WORK INSTRUCTION -
All entries are to be given again verbatim.

SOURCE DATA -
========
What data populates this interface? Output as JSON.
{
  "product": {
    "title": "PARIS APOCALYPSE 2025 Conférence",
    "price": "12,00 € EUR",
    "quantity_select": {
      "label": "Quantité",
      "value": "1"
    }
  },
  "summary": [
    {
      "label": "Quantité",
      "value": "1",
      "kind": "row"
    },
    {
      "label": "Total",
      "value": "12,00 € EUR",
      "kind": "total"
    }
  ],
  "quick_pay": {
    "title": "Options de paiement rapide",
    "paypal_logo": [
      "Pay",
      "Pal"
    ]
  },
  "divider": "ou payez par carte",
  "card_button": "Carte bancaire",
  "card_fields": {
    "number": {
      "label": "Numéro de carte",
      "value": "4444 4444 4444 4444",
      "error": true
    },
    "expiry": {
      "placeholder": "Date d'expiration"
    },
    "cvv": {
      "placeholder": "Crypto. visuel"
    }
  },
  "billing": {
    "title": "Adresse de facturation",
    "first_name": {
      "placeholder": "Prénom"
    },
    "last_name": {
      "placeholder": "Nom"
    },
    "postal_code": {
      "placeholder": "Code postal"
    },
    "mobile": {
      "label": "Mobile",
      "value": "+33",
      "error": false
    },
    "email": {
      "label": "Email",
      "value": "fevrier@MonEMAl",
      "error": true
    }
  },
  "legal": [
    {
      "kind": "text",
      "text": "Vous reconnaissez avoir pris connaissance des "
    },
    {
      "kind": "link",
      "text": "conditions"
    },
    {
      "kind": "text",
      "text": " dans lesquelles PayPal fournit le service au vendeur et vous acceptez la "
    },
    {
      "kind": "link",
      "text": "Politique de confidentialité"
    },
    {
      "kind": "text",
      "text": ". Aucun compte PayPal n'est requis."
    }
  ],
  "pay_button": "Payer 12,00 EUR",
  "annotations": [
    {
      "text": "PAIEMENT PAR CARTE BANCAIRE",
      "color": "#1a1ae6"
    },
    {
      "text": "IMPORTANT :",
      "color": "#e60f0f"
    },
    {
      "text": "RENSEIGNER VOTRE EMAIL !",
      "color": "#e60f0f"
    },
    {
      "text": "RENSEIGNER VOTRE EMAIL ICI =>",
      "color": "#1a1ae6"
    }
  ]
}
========
TASK RESPONSE -
What data populates this interface? Output as JSON.
{
  "product": {
    "title": "PARIS APOCALYPSE 2025 Conférence",
    "price": "12,00 € EUR",
    "quantity_select": {
      "label": "Quantité",
      "value": "1"
    }
  },
  "summary": [
    {
      "label": "Quantité",
      "value": "1",
      "kind": "row"
    },
    {
      "label": "Total",
      "value": "12,00 € EUR",
      "kind": "total"
    }
  ],
  "quick_pay": {
    "title": "Options de paiement rapide",
    "paypal_logo": [
      "Pay",
      "Pal"
    ]
  },
  "divider": "ou payez par carte",
  "card_button": "Carte bancaire",
  "card_fields": {
    "number": {
      "label": "Numéro de carte",
      "value": "4444 4444 4444 4444",
      "error": true
    },
    "expiry": {
      "placeholder": "Date d'expiration"
    },
    "cvv": {
      "placeholder": "Crypto. visuel"
    }
  },
  "billing": {
    "title": "Adresse de facturation",
    "first_name": {
      "placeholder": "Prénom"
    },
    "last_name": {
      "placeholder": "Nom"
    },
    "postal_code": {
      "placeholder": "Code postal"
    },
    "mobile": {
      "label": "Mobile",
      "value": "+33",
      "error": false
    },
    "email": {
      "label": "Email",
      "value": "fevrier@MonEMAl",
      "error": true
    }
  },
  "legal": [
    {
      "kind": "text",
      "text": "Vous reconnaissez avoir pris connaissance des "
    },
    {
      "kind": "link",
      "text": "conditions"
    },
    {
      "kind": "text",
      "text": " dans lesquelles PayPal fournit le service au vendeur et vous acceptez la "
    },
    {
      "kind": "link",
      "text": "Politique de confidentialité"
    },
    {
      "kind": "text",
      "text": ". Aucun compte PayPal n'est requis."
    }
  ],
  "pay_button": "Payer 12,00 EUR",
  "annotations": [
    {
      "text": "PAIEMENT PAR CARTE BANCAIRE",
      "color": "#1a1ae6"
    },
    {
      "text": "IMPORTANT :",
      "color": "#e60f0f"
    },
    {
      "text": "RENSEIGNER VOTRE EMAIL !",
      "color": "#e60f0f"
    },
    {
      "text": "RENSEIGNER VOTRE EMAIL ICI =>",
      "color": "#1a1ae6"
    }
  ]
}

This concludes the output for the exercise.